During his tenure as mayor, he instructed the Village Engineer to construct a street layout of the Village for City Council's approval. This plan hung on the wall of the old City Hall for many years. If this original plan had been used, the City would have a drastically different appearance. Bishop Road and Wilson Mills would have a circle with all streets leading to the circle, similar to Fairmount and Shaker circles.
Mayor William Cozens lived on Bishop Road. He was a carpenter by trade and had a small fruit farm.
Not much is known about Mayor Cozens’ tenure in office; however, the following was taken from excerpts of The History of Highland Heights, a book that was published as a result of our community being declared a “Bicentennial City” in 1976:
- People of Highland Heights were authorized to call the Lyndhurst Fire Department in case of fire.
- The City engineer created a planning map of Highland Road from the west end to the east end widening it to an 80’ road.
- A safe file for the village books and papers was obtained.
- A Ford touring car was purchased for the Village Police Department.
- Mayor Cozens appointed two councilmen, Fisher and Straight, to start investigating land sites for a town hall.
All these events may seem trivial to us now, but for a small city with minimal funding, these were all significant accomplishments.

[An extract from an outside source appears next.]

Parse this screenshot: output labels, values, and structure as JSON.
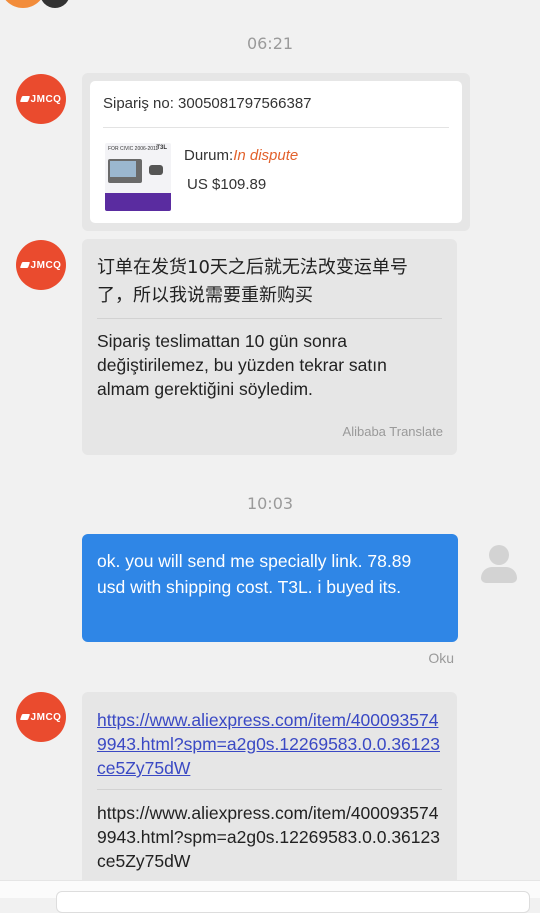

Ralph Williams was the community's first Mayor. He was wed to Luella Jones in 1908. As a farmer, Ralph raised crops of corn, oats, wheat and potatoes while tending livestock including sheep, pigs and horses. Often the only transportation available during the winter in those days was horse and sleigh. Ralph was a popular figure in the community due to an excellent sense of humor and a willingness to help his neighbors. He had a deep interest in the community and actively contributed to it. He and his family saw many changes take place as the community grew.
When Mayor Williams took office, Highland Heights was a farming community. He accomplished many things including creating the office of inspector and regulating the construction of buildings within the Village of Highland Heights. For more than a decade, Mayor Williams was a member of the Mayfield School District Board as representative of the Highland Heights Schools. He was a charter member of Mayfield Grande and for many years, he was a trustee of Mayfield Methodist Church.
Mayor Williams was a pioneer of sorts; not only in his lifestyle but also in the vision he had for his hometown. He was primarily responsible for turning his little farm town into a community with its own character and vision. I'm sure I speak for all the mayors who followed him in expressing my gratitude for his leadership and service to the town he loved.